* About this exercise:
Provide the material again, with every line intact and exact.

* Study material:
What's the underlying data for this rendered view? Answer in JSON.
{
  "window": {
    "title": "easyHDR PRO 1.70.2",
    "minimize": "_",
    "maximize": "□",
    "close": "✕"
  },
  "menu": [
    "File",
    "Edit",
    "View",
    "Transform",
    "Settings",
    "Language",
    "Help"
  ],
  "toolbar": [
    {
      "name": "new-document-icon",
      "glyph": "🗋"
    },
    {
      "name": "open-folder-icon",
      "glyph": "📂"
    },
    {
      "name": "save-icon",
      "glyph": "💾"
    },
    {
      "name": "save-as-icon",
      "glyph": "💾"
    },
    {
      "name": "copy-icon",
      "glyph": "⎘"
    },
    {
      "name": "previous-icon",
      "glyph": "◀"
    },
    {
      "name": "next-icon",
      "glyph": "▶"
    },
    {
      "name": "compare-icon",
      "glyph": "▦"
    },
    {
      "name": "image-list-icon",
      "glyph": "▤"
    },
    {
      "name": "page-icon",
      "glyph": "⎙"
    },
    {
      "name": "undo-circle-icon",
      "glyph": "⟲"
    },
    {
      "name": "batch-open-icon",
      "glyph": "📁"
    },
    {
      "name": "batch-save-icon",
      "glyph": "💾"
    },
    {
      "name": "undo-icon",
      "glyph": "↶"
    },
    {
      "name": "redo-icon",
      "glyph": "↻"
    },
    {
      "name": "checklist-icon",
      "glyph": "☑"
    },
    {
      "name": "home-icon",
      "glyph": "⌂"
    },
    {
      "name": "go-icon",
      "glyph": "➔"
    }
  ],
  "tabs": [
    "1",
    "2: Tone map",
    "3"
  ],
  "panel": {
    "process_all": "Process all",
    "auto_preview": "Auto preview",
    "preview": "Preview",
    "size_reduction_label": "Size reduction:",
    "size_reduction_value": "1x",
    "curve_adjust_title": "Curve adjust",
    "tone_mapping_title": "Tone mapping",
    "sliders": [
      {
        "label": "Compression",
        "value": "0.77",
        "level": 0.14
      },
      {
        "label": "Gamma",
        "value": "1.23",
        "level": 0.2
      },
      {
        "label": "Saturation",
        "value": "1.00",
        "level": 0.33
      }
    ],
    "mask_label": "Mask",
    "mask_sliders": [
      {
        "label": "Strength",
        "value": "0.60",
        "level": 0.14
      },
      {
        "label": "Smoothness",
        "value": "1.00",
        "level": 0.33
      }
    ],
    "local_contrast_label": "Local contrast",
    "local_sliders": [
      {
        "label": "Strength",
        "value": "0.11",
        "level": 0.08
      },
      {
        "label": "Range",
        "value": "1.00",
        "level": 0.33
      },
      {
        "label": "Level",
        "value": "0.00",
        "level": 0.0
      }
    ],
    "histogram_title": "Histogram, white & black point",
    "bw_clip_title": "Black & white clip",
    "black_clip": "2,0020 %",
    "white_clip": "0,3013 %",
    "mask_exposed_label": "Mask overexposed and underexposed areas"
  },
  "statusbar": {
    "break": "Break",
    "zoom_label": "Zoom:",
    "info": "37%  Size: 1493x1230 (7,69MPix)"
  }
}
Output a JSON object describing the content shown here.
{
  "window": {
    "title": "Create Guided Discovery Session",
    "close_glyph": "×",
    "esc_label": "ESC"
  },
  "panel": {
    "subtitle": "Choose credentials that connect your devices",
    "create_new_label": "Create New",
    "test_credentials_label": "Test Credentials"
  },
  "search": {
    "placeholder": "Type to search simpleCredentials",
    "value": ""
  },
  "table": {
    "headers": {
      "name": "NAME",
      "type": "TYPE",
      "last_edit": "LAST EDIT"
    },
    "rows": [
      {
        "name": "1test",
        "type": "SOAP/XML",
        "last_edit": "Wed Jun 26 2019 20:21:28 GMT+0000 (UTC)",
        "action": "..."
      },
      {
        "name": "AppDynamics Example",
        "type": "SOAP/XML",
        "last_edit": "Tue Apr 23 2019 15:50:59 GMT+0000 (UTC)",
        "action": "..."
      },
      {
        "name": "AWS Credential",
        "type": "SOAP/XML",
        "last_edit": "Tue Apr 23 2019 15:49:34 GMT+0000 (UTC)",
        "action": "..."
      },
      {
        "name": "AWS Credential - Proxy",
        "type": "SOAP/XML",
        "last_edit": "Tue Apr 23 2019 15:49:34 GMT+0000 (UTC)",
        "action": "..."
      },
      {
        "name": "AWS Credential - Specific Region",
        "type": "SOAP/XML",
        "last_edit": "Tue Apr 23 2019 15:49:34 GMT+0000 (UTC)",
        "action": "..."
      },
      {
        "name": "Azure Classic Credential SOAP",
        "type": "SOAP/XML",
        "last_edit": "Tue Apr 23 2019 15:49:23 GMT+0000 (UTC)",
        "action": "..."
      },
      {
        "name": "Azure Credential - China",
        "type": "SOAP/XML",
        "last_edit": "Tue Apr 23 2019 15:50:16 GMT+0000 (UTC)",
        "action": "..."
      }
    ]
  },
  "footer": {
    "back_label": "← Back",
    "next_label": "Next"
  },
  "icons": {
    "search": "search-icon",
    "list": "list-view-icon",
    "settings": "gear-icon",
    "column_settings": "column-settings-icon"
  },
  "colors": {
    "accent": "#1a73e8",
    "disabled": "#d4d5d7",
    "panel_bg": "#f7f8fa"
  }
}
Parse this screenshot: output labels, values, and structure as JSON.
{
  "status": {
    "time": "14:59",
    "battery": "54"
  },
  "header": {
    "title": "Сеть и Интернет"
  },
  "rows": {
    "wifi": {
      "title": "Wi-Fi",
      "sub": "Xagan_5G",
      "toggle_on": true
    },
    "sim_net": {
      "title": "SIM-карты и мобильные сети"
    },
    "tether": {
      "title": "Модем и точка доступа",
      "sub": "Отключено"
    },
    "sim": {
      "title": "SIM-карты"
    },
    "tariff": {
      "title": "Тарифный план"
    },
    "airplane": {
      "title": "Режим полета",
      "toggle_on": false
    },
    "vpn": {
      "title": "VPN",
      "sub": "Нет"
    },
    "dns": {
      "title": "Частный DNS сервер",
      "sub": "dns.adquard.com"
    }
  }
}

* Response for this exercise:
What's the underlying data for this rendered view? Answer in JSON.
{
  "window": {
    "title": "easyHDR PRO 1.70.2",
    "minimize": "_",
    "maximize": "□",
    "close": "✕"
  },
  "menu": [
    "File",
    "Edit",
    "View",
    "Transform",
    "Settings",
    "Language",
    "Help"
  ],
  "toolbar": [
    {
      "name": "new-document-icon",
      "glyph": "🗋"
    },
    {
      "name": "open-folder-icon",
      "glyph": "📂"
    },
    {
      "name": "save-icon",
      "glyph": "💾"
    },
    {
      "name": "save-as-icon",
      "glyph": "💾"
    },
    {
      "name": "copy-icon",
      "glyph": "⎘"
    },
    {
      "name": "previous-icon",
      "glyph": "◀"
    },
    {
      "name": "next-icon",
      "glyph": "▶"
    },
    {
      "name": "compare-icon",
      "glyph": "▦"
    },
    {
      "name": "image-list-icon",
      "glyph": "▤"
    },
    {
      "name": "page-icon",
      "glyph": "⎙"
    },
    {
      "name": "undo-circle-icon",
      "glyph": "⟲"
    },
    {
      "name": "batch-open-icon",
      "glyph": "📁"
    },
    {
      "name": "batch-save-icon",
      "glyph": "💾"
    },
    {
      "name": "undo-icon",
      "glyph": "↶"
    },
    {
      "name": "redo-icon",
      "glyph": "↻"
    },
    {
      "name": "checklist-icon",
      "glyph": "☑"
    },
    {
      "name": "home-icon",
      "glyph": "⌂"
    },
    {
      "name": "go-icon",
      "glyph": "➔"
    }
  ],
  "tabs": [
    "1",
    "2: Tone map",
    "3"
  ],
  "panel": {
    "process_all": "Process all",
    "auto_preview": "Auto preview",
    "preview": "Preview",
    "size_reduction_label": "Size reduction:",
    "size_reduction_value": "1x",
    "curve_adjust_title": "Curve adjust",
    "tone_mapping_title": "Tone mapping",
    "sliders": [
      {
        "label": "Compression",
        "value": "0.77",
        "level": 0.14
      },
      {
        "label": "Gamma",
        "value": "1.23",
        "level": 0.2
      },
      {
        "label": "Saturation",
        "value": "1.00",
        "level": 0.33
      }
    ],
    "mask_label": "Mask",
    "mask_sliders": [
      {
        "label": "Strength",
        "value": "0.60",
        "level": 0.14
      },
      {
        "label": "Smoothness",
        "value": "1.00",
        "level": 0.33
      }
    ],
    "local_contrast_label": "Local contrast",
    "local_sliders": [
      {
        "label": "Strength",
        "value": "0.11",
        "level": 0.08
      },
      {
        "label": "Range",
        "value": "1.00",
        "level": 0.33
      },
      {
        "label": "Level",
        "value": "0.00",
        "level": 0.0
      }
    ],
    "histogram_title": "Histogram, white & black point",
    "bw_clip_title": "Black & white clip",
    "black_clip": "2,0020 %",
    "white_clip": "0,3013 %",
    "mask_exposed_label": "Mask overexposed and underexposed areas"
  },
  "statusbar": {
    "break": "Break",
    "zoom_label": "Zoom:",
    "info": "37%  Size: 1493x1230 (7,69MPix)"
  }
}
Output a JSON object describing the content shown here.
{
  "window": {
    "title": "Create Guided Discovery Session",
    "close_glyph": "×",
    "esc_label": "ESC"
  },
  "panel": {
    "subtitle": "Choose credentials that connect your devices",
    "create_new_label": "Create New",
    "test_credentials_label": "Test Credentials"
  },
  "search": {
    "placeholder": "Type to search simpleCredentials",
    "value": ""
  },
  "table": {
    "headers": {
      "name": "NAME",
      "type": "TYPE",
      "last_edit": "LAST EDIT"
    },
    "rows": [
      {
        "name": "1test",
        "type": "SOAP/XML",
        "last_edit": "Wed Jun 26 2019 20:21:28 GMT+0000 (UTC)",
        "action": "..."
      },
      {
        "name": "AppDynamics Example",
        "type": "SOAP/XML",
        "last_edit": "Tue Apr 23 2019 15:50:59 GMT+0000 (UTC)",
        "action": "..."
      },
      {
        "name": "AWS Credential",
        "type": "SOAP/XML",
        "last_edit": "Tue Apr 23 2019 15:49:34 GMT+0000 (UTC)",
        "action": "..."
      },
      {
        "name": "AWS Credential - Proxy",
        "type": "SOAP/XML",
        "last_edit": "Tue Apr 23 2019 15:49:34 GMT+0000 (UTC)",
        "action": "..."
      },
      {
        "name": "AWS Credential - Specific Region",
        "type": "SOAP/XML",
        "last_edit": "Tue Apr 23 2019 15:49:34 GMT+0000 (UTC)",
        "action": "..."
      },
      {
        "name": "Azure Classic Credential SOAP",
        "type": "SOAP/XML",
        "last_edit": "Tue Apr 23 2019 15:49:23 GMT+0000 (UTC)",
        "action": "..."
      },
      {
        "name": "Azure Credential - China",
        "type": "SOAP/XML",
        "last_edit": "Tue Apr 23 2019 15:50:16 GMT+0000 (UTC)",
        "action": "..."
      }
    ]
  },
  "footer": {
    "back_label": "← Back",
    "next_label": "Next"
  },
  "icons": {
    "search": "search-icon",
    "list": "list-view-icon",
    "settings": "gear-icon",
    "column_settings": "column-settings-icon"
  },
  "colors": {
    "accent": "#1a73e8",
    "disabled": "#d4d5d7",
    "panel_bg": "#f7f8fa"
  }
}
Parse this screenshot: output labels, values, and structure as JSON.
{
  "status": {
    "time": "14:59",
    "battery": "54"
  },
  "header": {
    "title": "Сеть и Интернет"
  },
  "rows": {
    "wifi": {
      "title": "Wi-Fi",
      "sub": "Xagan_5G",
      "toggle_on": true
    },
    "sim_net": {
      "title": "SIM-карты и мобильные сети"
    },
    "tether": {
      "title": "Модем и точка доступа",
      "sub": "Отключено"
    },
    "sim": {
      "title": "SIM-карты"
    },
    "tariff": {
      "title": "Тарифный план"
    },
    "airplane": {
      "title": "Режим полета",
      "toggle_on": false
    },
    "vpn": {
      "title": "VPN",
      "sub": "Нет"
    },
    "dns": {
      "title": "Частный DNS сервер",
      "sub": "dns.adquard.com"
    }
  }
}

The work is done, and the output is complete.